Task to complete ::
Among the entries that follow, find every line with the word "children" and copy it.

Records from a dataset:
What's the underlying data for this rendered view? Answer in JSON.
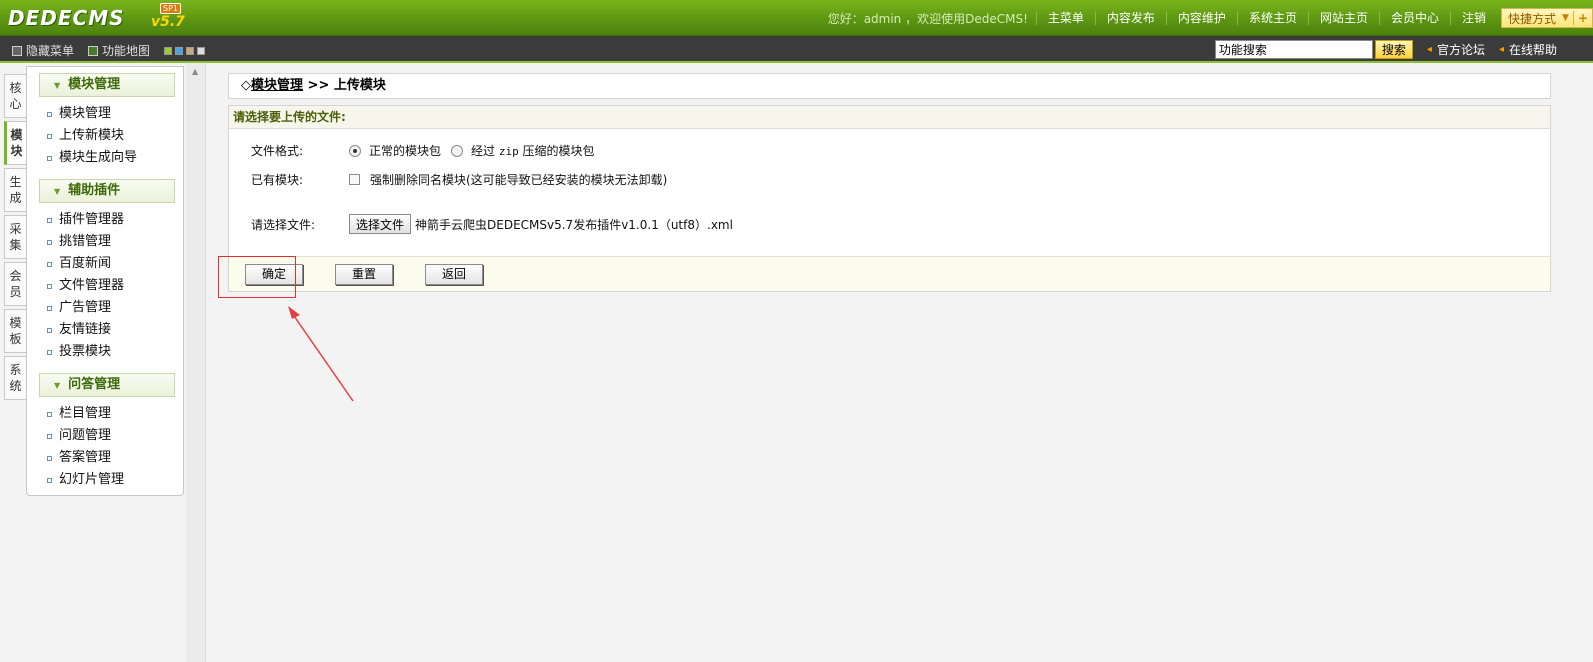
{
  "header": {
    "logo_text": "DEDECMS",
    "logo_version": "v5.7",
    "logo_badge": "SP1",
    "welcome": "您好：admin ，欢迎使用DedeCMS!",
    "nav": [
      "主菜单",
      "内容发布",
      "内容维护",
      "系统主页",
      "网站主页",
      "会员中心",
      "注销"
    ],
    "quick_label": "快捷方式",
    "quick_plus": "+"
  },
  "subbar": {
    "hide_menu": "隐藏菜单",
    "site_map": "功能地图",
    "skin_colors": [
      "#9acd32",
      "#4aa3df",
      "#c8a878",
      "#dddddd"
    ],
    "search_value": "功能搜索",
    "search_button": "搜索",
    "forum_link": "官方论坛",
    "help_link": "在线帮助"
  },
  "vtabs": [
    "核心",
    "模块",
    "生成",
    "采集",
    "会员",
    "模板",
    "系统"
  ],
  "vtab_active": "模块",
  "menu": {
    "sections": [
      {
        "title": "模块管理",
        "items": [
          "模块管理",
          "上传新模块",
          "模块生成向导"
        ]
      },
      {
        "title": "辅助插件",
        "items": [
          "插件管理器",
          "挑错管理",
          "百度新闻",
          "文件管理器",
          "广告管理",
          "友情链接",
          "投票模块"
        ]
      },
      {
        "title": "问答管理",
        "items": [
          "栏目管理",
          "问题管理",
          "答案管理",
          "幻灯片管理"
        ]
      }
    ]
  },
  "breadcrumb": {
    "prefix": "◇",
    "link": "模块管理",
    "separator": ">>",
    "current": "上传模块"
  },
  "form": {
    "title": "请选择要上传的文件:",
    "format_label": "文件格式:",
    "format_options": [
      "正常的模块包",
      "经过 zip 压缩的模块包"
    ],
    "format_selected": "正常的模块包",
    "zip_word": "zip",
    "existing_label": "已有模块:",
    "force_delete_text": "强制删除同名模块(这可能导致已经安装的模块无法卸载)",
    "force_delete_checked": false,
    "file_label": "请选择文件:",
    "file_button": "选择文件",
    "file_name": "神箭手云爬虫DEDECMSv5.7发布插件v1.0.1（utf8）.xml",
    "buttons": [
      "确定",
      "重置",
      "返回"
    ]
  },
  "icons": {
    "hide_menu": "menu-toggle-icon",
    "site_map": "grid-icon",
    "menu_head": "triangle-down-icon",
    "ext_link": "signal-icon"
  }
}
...
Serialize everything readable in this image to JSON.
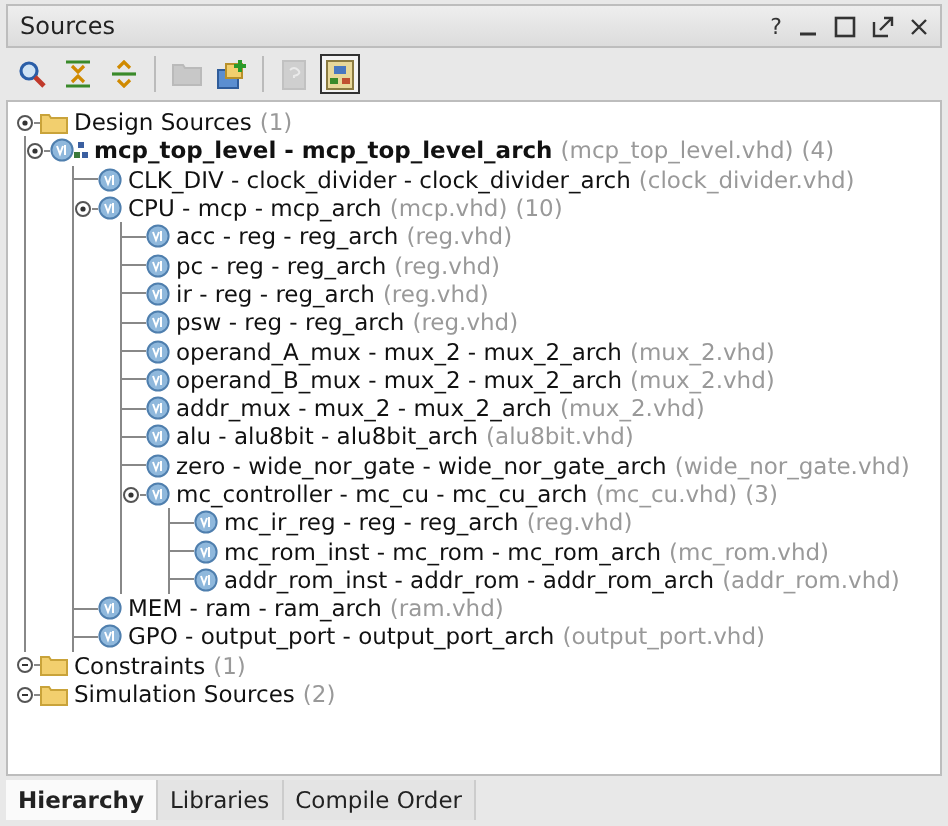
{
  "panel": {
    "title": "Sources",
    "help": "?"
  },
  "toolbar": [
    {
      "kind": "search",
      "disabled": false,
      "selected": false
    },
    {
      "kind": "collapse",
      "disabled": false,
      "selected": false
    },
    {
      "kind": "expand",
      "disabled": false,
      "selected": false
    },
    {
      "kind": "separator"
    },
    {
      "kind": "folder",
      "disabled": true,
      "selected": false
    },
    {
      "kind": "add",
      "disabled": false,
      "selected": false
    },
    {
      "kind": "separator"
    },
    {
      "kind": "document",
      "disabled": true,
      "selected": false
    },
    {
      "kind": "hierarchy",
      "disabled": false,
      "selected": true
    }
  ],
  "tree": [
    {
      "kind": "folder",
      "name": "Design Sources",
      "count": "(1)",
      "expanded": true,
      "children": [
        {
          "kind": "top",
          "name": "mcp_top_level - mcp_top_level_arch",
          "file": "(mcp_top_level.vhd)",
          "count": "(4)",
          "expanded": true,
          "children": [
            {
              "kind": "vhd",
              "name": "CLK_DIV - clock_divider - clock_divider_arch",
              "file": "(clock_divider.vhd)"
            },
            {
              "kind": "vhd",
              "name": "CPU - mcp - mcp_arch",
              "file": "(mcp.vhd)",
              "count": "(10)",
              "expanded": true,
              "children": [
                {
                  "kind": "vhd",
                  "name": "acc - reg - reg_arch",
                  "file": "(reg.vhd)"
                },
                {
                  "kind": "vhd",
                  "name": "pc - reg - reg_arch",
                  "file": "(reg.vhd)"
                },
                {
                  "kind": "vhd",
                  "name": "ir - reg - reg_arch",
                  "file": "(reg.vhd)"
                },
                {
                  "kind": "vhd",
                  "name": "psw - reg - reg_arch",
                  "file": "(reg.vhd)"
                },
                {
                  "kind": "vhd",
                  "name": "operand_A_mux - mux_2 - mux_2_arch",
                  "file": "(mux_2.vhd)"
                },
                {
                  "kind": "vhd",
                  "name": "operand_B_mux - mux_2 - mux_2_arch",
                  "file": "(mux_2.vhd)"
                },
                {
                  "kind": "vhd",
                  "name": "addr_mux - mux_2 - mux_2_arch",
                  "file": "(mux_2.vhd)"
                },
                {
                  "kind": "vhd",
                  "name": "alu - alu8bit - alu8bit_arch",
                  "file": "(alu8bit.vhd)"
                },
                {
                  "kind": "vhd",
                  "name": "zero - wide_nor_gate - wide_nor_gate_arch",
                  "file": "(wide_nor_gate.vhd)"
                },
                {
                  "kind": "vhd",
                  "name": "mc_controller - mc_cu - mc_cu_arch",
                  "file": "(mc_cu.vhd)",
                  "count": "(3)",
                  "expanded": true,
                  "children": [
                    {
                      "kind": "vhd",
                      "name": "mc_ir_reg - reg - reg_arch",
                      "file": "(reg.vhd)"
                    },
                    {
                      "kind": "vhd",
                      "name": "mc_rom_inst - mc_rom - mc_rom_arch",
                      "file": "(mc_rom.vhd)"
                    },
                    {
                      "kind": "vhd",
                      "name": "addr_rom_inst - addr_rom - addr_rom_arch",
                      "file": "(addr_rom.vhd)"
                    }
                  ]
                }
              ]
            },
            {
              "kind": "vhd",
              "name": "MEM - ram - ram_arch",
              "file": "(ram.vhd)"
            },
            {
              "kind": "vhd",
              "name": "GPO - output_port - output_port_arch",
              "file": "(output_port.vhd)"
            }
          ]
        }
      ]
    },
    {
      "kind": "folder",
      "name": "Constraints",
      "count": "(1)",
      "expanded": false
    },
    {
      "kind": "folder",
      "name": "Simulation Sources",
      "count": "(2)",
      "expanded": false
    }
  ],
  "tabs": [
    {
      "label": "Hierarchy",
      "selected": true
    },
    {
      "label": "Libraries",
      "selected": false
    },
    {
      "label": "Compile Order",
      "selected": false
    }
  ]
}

Output for this exercise ::
      "children": [
          "children": [
              "children": [
                  "children": [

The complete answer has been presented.